Xavier’s new business college dean, Marco Pagani, leans on ethical development as much as academics.

by Bill Thompson

Marco Pagani was named dean of the Williams College of Business at Xavier University in July, following an unlikely path to the position. He replaced Tom Hayes, who led the school since 2016 and returned to teaching after stepping down. Hayes has been involved with Xavier for almost 50 years, while Pagani is new to the Midwest after growing up in Italy and attending college in France, Montreal, and Atlanta before spending more than 15 years at San Jose State, where he was interim dean of the of the Lucas College and Graduate School of Business.

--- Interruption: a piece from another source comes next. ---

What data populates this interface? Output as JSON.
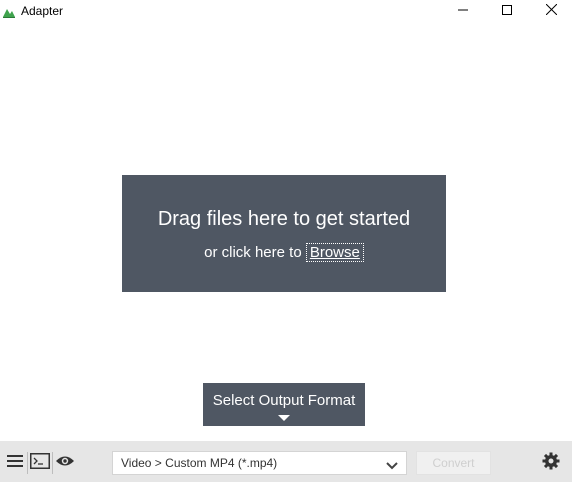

Why was a smaller Jesuit college in Cincinnati attractive to a cosmopolitan citizen of the world? “I was interested in a big change,” says Pagani, who speaks English precisely with a delightful Italian accent. “San Jose State is a large state institution where the majority of students were transfers from community colleges, so they would stay only for a couple of years. At Xavier, the faculty can connect more. I get to know a lot of the students because they are often in Stephen and Dolores Smith Hall for the entire day of classes or study. It’s not a big commuter school where they just go to class and leave.”

Pagani’s passion for connection is palpable. He is reminded that former XU President Rev. Michael Graham famously lived on campus in a residence hall. “I don’t live on campus,” he says, laughing. “I have an apartment about 10 minutes from here. But my wife stayed in California for now, so most of my day is spent here. I think it’s important, especially in the beginning, that I learn about the institution and the people and engage with the Xavier community as well as alumni and the city’s professional community.”

The reputation of Williams College is secure, so Pagani doesn’t need to fix anything, but he hopes to enhance the foundational structure. “(We are looking) at our offering of graduate programs in response to the needs of the market,” he says. “That could include revamping the curriculum of some of our MBA programs, but also adding new programs that would be aimed at growing the enrollment, which is an important part of my job. We are always looking at enhancing the experiential learning opportunity, maybe sourcing more projects from our outside stakeholders to bring in real-life examples.”

In addition to the many local business leaders who are Xavier alumni, Pagani can also call on the 18,000 or so people who have earned MBAs from Williams College. “That’s a wonderful support system, a networking opportunity for our students,” he says.

The final piece of the puzzle for Pagani might be the most important. “Jesuit values are the core value of taking care of the entire person,” he says. “So not only their academic and intellectual development, but also their personal development and their ethical development, which is very important at the university. It is a 360-degree approach to developing students as successful individuals and hopefully also successful in their family and community. We want them to have a positive impact on society.”